=

SORT

(

B5:C14

,

2

)

// sort by score in ascending order

=

SORT

(

B5:C14

,

2

,

1

)

// sort by score in ascending order

Sort by more than one level

Unlike the SORTBY function, the SORT function does not provide a way to sort data by more than one level. However, by using array constants for sort_index and sort_order, it can be done. This video explains how.

SORT is a new function available in Excel 365 only.

## How To Sort And Filter Data In Excel

Sorting and filtering data offers a way to cut through the noise and find (and sort) just the data you want to see. Microsoft Excel has no shortage of options to filter down huge datasets into just what’s needed.

The first and most obvious way to sort data is from smallest to largest or largest to smallest, assuming you have numerical data.

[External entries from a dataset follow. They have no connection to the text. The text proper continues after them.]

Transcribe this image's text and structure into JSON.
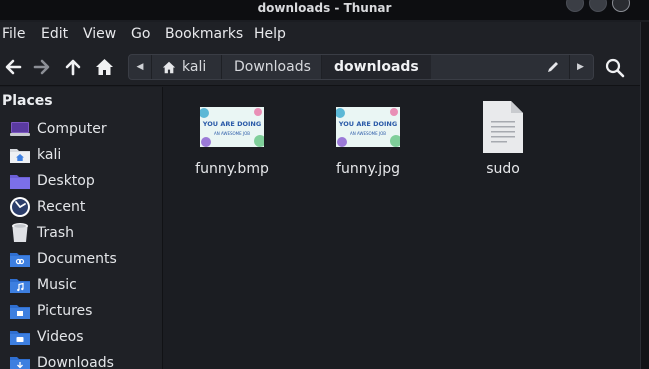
{
  "window": {
    "title": "downloads - Thunar"
  },
  "menubar": {
    "items": [
      "File",
      "Edit",
      "View",
      "Go",
      "Bookmarks",
      "Help"
    ]
  },
  "toolbar": {
    "back_icon": "arrow-left-icon",
    "forward_icon": "arrow-right-icon",
    "up_icon": "arrow-up-icon",
    "home_icon": "home-icon"
  },
  "pathbar": {
    "crumbs": [
      "kali",
      "Downloads",
      "downloads"
    ],
    "active_index": 2
  },
  "sidebar": {
    "heading": "Places",
    "items": [
      {
        "label": "Computer",
        "icon": "computer-icon"
      },
      {
        "label": "kali",
        "icon": "home-folder-icon"
      },
      {
        "label": "Desktop",
        "icon": "desktop-folder-icon"
      },
      {
        "label": "Recent",
        "icon": "recent-icon"
      },
      {
        "label": "Trash",
        "icon": "trash-icon"
      },
      {
        "label": "Documents",
        "icon": "documents-folder-icon"
      },
      {
        "label": "Music",
        "icon": "music-folder-icon"
      },
      {
        "label": "Pictures",
        "icon": "pictures-folder-icon"
      },
      {
        "label": "Videos",
        "icon": "videos-folder-icon"
      },
      {
        "label": "Downloads",
        "icon": "downloads-folder-icon"
      }
    ]
  },
  "files": [
    {
      "name": "funny.bmp",
      "type": "image",
      "thumb_text": [
        "YOU ARE DOING",
        "AN AWESOME JOB"
      ]
    },
    {
      "name": "funny.jpg",
      "type": "image",
      "thumb_text": [
        "YOU ARE DOING",
        "AN AWESOME JOB"
      ]
    },
    {
      "name": "sudo",
      "type": "text"
    }
  ],
  "colors": {
    "folder_blue": "#3d7fe0",
    "background": "#1b1d22",
    "panel": "#1f2126"
  }
}
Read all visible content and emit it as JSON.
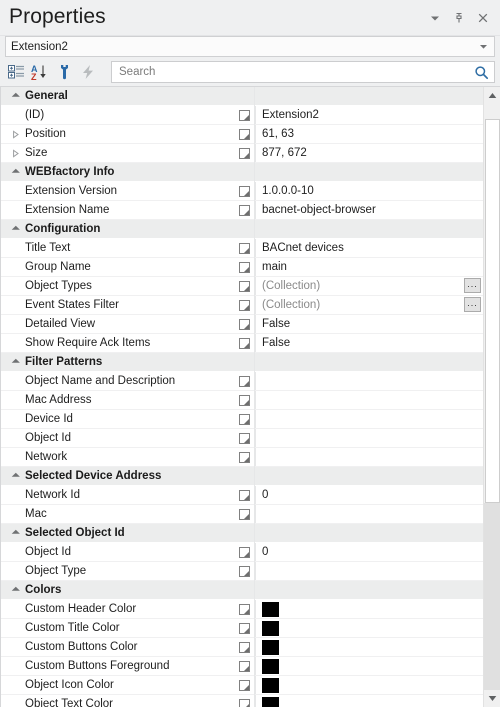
{
  "window": {
    "title": "Properties",
    "actions": [
      {
        "name": "dropdown-menu-icon",
        "glyph": "chevron-down"
      },
      {
        "name": "pin-icon",
        "glyph": "pin"
      },
      {
        "name": "close-icon",
        "glyph": "close"
      }
    ]
  },
  "object_selector": {
    "value": "Extension2",
    "arrow": "chevron-down"
  },
  "toolbar": {
    "buttons": [
      {
        "name": "categorized-view-button",
        "icon": "categorized-icon",
        "title": "Categorized"
      },
      {
        "name": "alphabetical-sort-button",
        "icon": "sort-az-icon",
        "title": "Alphabetical"
      },
      {
        "name": "properties-button",
        "icon": "wrench-icon",
        "title": "Properties"
      },
      {
        "name": "events-button",
        "icon": "lightning-bolt-icon",
        "title": "Events"
      }
    ]
  },
  "search": {
    "value": "",
    "placeholder": "Search",
    "icon": "search-icon"
  },
  "colors": {
    "panel_bg": "#eff0f1",
    "grid_bg": "#ffffff",
    "section_bg": "#eceded",
    "text": "#1e1e1e",
    "muted_text": "#8a8a8a",
    "accent_blue": "#2e6da4",
    "swatch_black": "#000000"
  },
  "scrollbar": {
    "up_arrow": "scroll-up-icon",
    "down_arrow": "scroll-down-icon",
    "thumb_top_pct": 2.6,
    "thumb_height_pct": 65.5
  },
  "grid": {
    "sections": [
      {
        "name": "General",
        "expanded": true,
        "rows": [
          {
            "label": "(ID)",
            "value": "Extension2",
            "bindable": true,
            "expandable": false,
            "kind": "text"
          },
          {
            "label": "Position",
            "value": "61, 63",
            "bindable": true,
            "expandable": true,
            "kind": "text"
          },
          {
            "label": "Size",
            "value": "877, 672",
            "bindable": true,
            "expandable": true,
            "kind": "text"
          }
        ]
      },
      {
        "name": "WEBfactory Info",
        "expanded": true,
        "rows": [
          {
            "label": "Extension Version",
            "value": "1.0.0.0-10",
            "bindable": true,
            "expandable": false,
            "kind": "text"
          },
          {
            "label": "Extension Name",
            "value": "bacnet-object-browser",
            "bindable": true,
            "expandable": false,
            "kind": "text"
          }
        ]
      },
      {
        "name": "Configuration",
        "expanded": true,
        "rows": [
          {
            "label": "Title Text",
            "value": "BACnet devices",
            "bindable": true,
            "expandable": false,
            "kind": "text"
          },
          {
            "label": "Group Name",
            "value": "main",
            "bindable": true,
            "expandable": false,
            "kind": "text"
          },
          {
            "label": "Object Types",
            "value": "(Collection)",
            "bindable": true,
            "expandable": false,
            "kind": "collection",
            "ellipsis": "..."
          },
          {
            "label": "Event States Filter",
            "value": "(Collection)",
            "bindable": true,
            "expandable": false,
            "kind": "collection",
            "ellipsis": "..."
          },
          {
            "label": "Detailed View",
            "value": "False",
            "bindable": true,
            "expandable": false,
            "kind": "text"
          },
          {
            "label": "Show Require Ack Items",
            "value": "False",
            "bindable": true,
            "expandable": false,
            "kind": "text"
          }
        ]
      },
      {
        "name": "Filter Patterns",
        "expanded": true,
        "rows": [
          {
            "label": "Object Name and Description",
            "value": "",
            "bindable": true,
            "expandable": false,
            "kind": "text"
          },
          {
            "label": "Mac Address",
            "value": "",
            "bindable": true,
            "expandable": false,
            "kind": "text"
          },
          {
            "label": "Device Id",
            "value": "",
            "bindable": true,
            "expandable": false,
            "kind": "text"
          },
          {
            "label": "Object Id",
            "value": "",
            "bindable": true,
            "expandable": false,
            "kind": "text"
          },
          {
            "label": "Network",
            "value": "",
            "bindable": true,
            "expandable": false,
            "kind": "text"
          }
        ]
      },
      {
        "name": "Selected Device Address",
        "expanded": true,
        "rows": [
          {
            "label": "Network Id",
            "value": "0",
            "bindable": true,
            "expandable": false,
            "kind": "text"
          },
          {
            "label": "Mac",
            "value": "",
            "bindable": true,
            "expandable": false,
            "kind": "text"
          }
        ]
      },
      {
        "name": "Selected Object Id",
        "expanded": true,
        "rows": [
          {
            "label": "Object Id",
            "value": "0",
            "bindable": true,
            "expandable": false,
            "kind": "text"
          },
          {
            "label": "Object Type",
            "value": "",
            "bindable": true,
            "expandable": false,
            "kind": "text"
          }
        ]
      },
      {
        "name": "Colors",
        "expanded": true,
        "rows": [
          {
            "label": "Custom Header Color",
            "value": "",
            "bindable": true,
            "expandable": false,
            "kind": "color",
            "swatch": "#000000"
          },
          {
            "label": "Custom Title Color",
            "value": "",
            "bindable": true,
            "expandable": false,
            "kind": "color",
            "swatch": "#000000"
          },
          {
            "label": "Custom Buttons Color",
            "value": "",
            "bindable": true,
            "expandable": false,
            "kind": "color",
            "swatch": "#000000"
          },
          {
            "label": "Custom Buttons Foreground",
            "value": "",
            "bindable": true,
            "expandable": false,
            "kind": "color",
            "swatch": "#000000"
          },
          {
            "label": "Object Icon Color",
            "value": "",
            "bindable": true,
            "expandable": false,
            "kind": "color",
            "swatch": "#000000"
          },
          {
            "label": "Object Text Color",
            "value": "",
            "bindable": true,
            "expandable": false,
            "kind": "color",
            "swatch": "#000000"
          }
        ]
      }
    ]
  }
}
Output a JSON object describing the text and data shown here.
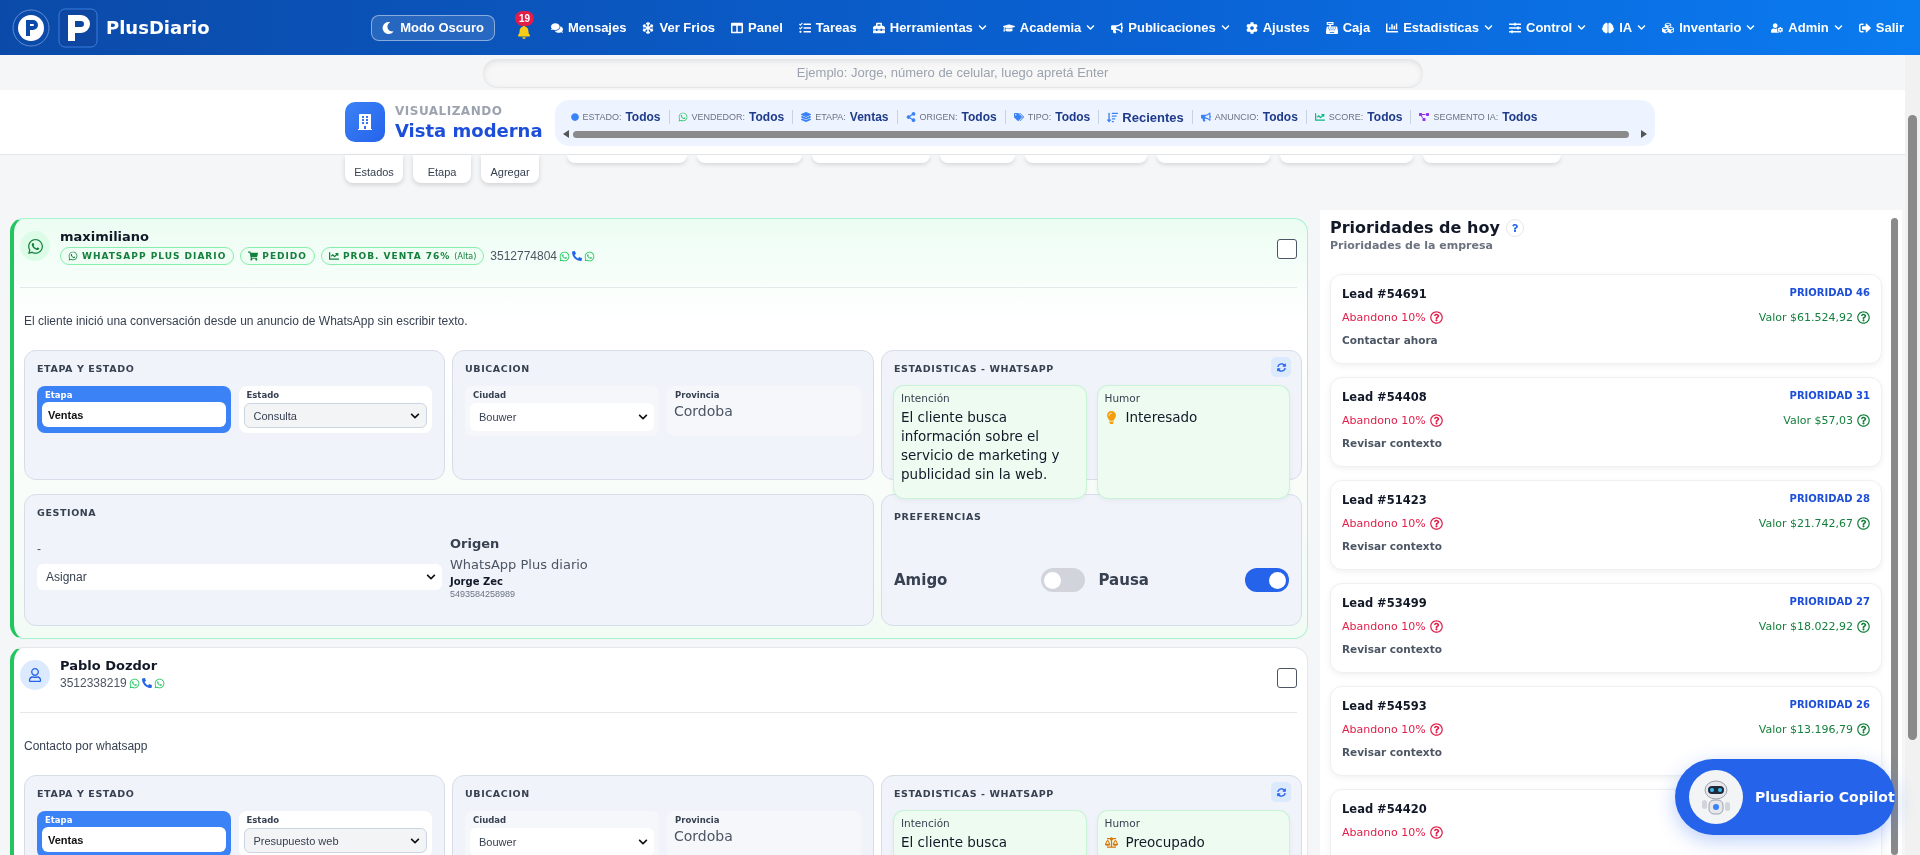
{
  "app": {
    "name": "PlusDiario"
  },
  "nav": {
    "dark_mode": "Modo Oscuro",
    "notifications": "19",
    "items": [
      {
        "label": "Mensajes",
        "dropdown": false
      },
      {
        "label": "Ver Frios",
        "dropdown": false
      },
      {
        "label": "Panel",
        "dropdown": false
      },
      {
        "label": "Tareas",
        "dropdown": false
      },
      {
        "label": "Herramientas",
        "dropdown": true
      },
      {
        "label": "Academia",
        "dropdown": true
      },
      {
        "label": "Publicaciones",
        "dropdown": true
      },
      {
        "label": "Ajustes",
        "dropdown": false
      },
      {
        "label": "Caja",
        "dropdown": false
      },
      {
        "label": "Estadisticas",
        "dropdown": true
      },
      {
        "label": "Control",
        "dropdown": true
      },
      {
        "label": "IA",
        "dropdown": true
      },
      {
        "label": "Inventario",
        "dropdown": true
      },
      {
        "label": "Admin",
        "dropdown": true
      },
      {
        "label": "Salir",
        "dropdown": false
      }
    ]
  },
  "search": {
    "placeholder": "Ejemplo: Jorge, número de celular, luego apretá Enter"
  },
  "view": {
    "caption": "VISUALIZANDO",
    "title": "Vista moderna"
  },
  "filters": [
    {
      "kind": "filter",
      "label": "ESTADO:",
      "value": "Todos"
    },
    {
      "kind": "filter",
      "label": "VENDEDOR:",
      "value": "Todos"
    },
    {
      "kind": "filter",
      "label": "ETAPA:",
      "value": "Ventas"
    },
    {
      "kind": "filter",
      "label": "ORIGEN:",
      "value": "Todos"
    },
    {
      "kind": "filter",
      "label": "TIPO:",
      "value": "Todos"
    },
    {
      "kind": "sort",
      "value": "Recientes"
    },
    {
      "kind": "filter",
      "label": "ANUNCIO:",
      "value": "Todos"
    },
    {
      "kind": "filter",
      "label": "SCORE:",
      "value": "Todos"
    },
    {
      "kind": "filter",
      "label": "SEGMENTO IA:",
      "value": "Todos"
    }
  ],
  "tools": [
    "Estados",
    "Etapa",
    "Agregar"
  ],
  "leads": [
    {
      "kind": "whatsapp",
      "highlighted": true,
      "selected": false,
      "name": "maximiliano",
      "tags": [
        {
          "label": "WHATSAPP PLUS DIARIO"
        },
        {
          "label": "PEDIDO"
        },
        {
          "label": "PROB. VENTA 76%",
          "note": "(Alta)"
        }
      ],
      "phone": "3512774804",
      "note": "El cliente inició una conversación desde un anuncio de WhatsApp sin escribir texto.",
      "stage_panel": {
        "title": "ETAPA Y ESTADO",
        "stage_label": "Etapa",
        "stage": "Ventas",
        "status_label": "Estado",
        "status": "Consulta"
      },
      "location": {
        "title": "UBICACION",
        "city_label": "Ciudad",
        "city": "Bouwer",
        "province_label": "Provincia",
        "province": "Cordoba"
      },
      "stats": {
        "title": "ESTADISTICAS - WHATSAPP",
        "intent_label": "Intención",
        "intent": "El cliente busca información sobre el servicio de marketing y publicidad sin la web.",
        "mood_label": "Humor",
        "mood": "Interesado"
      },
      "manager": {
        "title": "GESTIONA",
        "current": "-",
        "select": "Asignar",
        "origin_label": "Origen",
        "origin": "WhatsApp Plus diario",
        "contact": "Jorge Zec",
        "contact_phone": "5493584258989"
      },
      "preferences": {
        "title": "PREFERENCIAS",
        "toggles": [
          {
            "label": "Amigo",
            "on": false
          },
          {
            "label": "Pausa",
            "on": true
          }
        ]
      }
    },
    {
      "kind": "contact",
      "highlighted": false,
      "selected": false,
      "name": "Pablo Dozdor",
      "phone": "3512338219",
      "note": "Contacto por whatsapp",
      "stage_panel": {
        "title": "ETAPA Y ESTADO",
        "stage_label": "Etapa",
        "stage": "Ventas",
        "status_label": "Estado",
        "status": "Presupuesto web"
      },
      "location": {
        "title": "UBICACION",
        "city_label": "Ciudad",
        "city": "Bouwer",
        "province_label": "Provincia",
        "province": "Cordoba"
      },
      "stats": {
        "title": "ESTADISTICAS - WHATSAPP",
        "intent_label": "Intención",
        "intent": "El cliente busca",
        "mood_label": "Humor",
        "mood": "Preocupado"
      }
    }
  ],
  "priorities": {
    "title": "Prioridades de hoy",
    "subtitle": "Prioridades de la empresa",
    "items": [
      {
        "lead": "Lead #54691",
        "priority": "PRIORIDAD 46",
        "risk": "Abandono 10%",
        "value": "Valor $61.524,92",
        "action": "Contactar ahora"
      },
      {
        "lead": "Lead #54408",
        "priority": "PRIORIDAD 31",
        "risk": "Abandono 10%",
        "value": "Valor $57,03",
        "action": "Revisar contexto"
      },
      {
        "lead": "Lead #51423",
        "priority": "PRIORIDAD 28",
        "risk": "Abandono 10%",
        "value": "Valor $21.742,67",
        "action": "Revisar contexto"
      },
      {
        "lead": "Lead #53499",
        "priority": "PRIORIDAD 27",
        "risk": "Abandono 10%",
        "value": "Valor $18.022,92",
        "action": "Revisar contexto"
      },
      {
        "lead": "Lead #54593",
        "priority": "PRIORIDAD 26",
        "risk": "Abandono 10%",
        "value": "Valor $13.196,79",
        "action": "Revisar contexto"
      },
      {
        "lead": "Lead #54420",
        "risk": "Abandono 10%"
      }
    ]
  },
  "copilot": {
    "label": "Plusdiario Copilot"
  }
}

We can apply the same sorting to any of the other columns, sorting by the date of hire, for example, by selecting the “Sort Oldest to Newest” option in the same menu.

How to Filter Data in Excel

Because our list is short, we can do this a couple of ways. The first way, which works great in our example, is just to uncheck each person who makes more than \$100,000 and then press “OK.” This will remove three entries from our list and enables us to see (and sort) just those that remain.

We can also combine filters. Here we’ll find all salaries greater than \$60,000, but less than \$120,000. First, we’ll select “is greater than” in the first dropdown box.

In the dropdown below the previous one, choose “is less than.”

Next to “is greater than” we’ll put in \$60,000.

Next to “is less than” add \$120,000.

How to Filter Data from Multiple Columns at Once

In this example, we’re going to filter by date hired, and salary. We’ll look specifically for people hired after 2013, and with a salary of less than \$70,000 per year.

Add “70,000” next to “is less than” and then press “OK.”

Type “2013” into the field to the right of “is after” and then press “OK.” This will leave you only with employees who both make less than \$70,000 per year who and were hired in 2014 or later.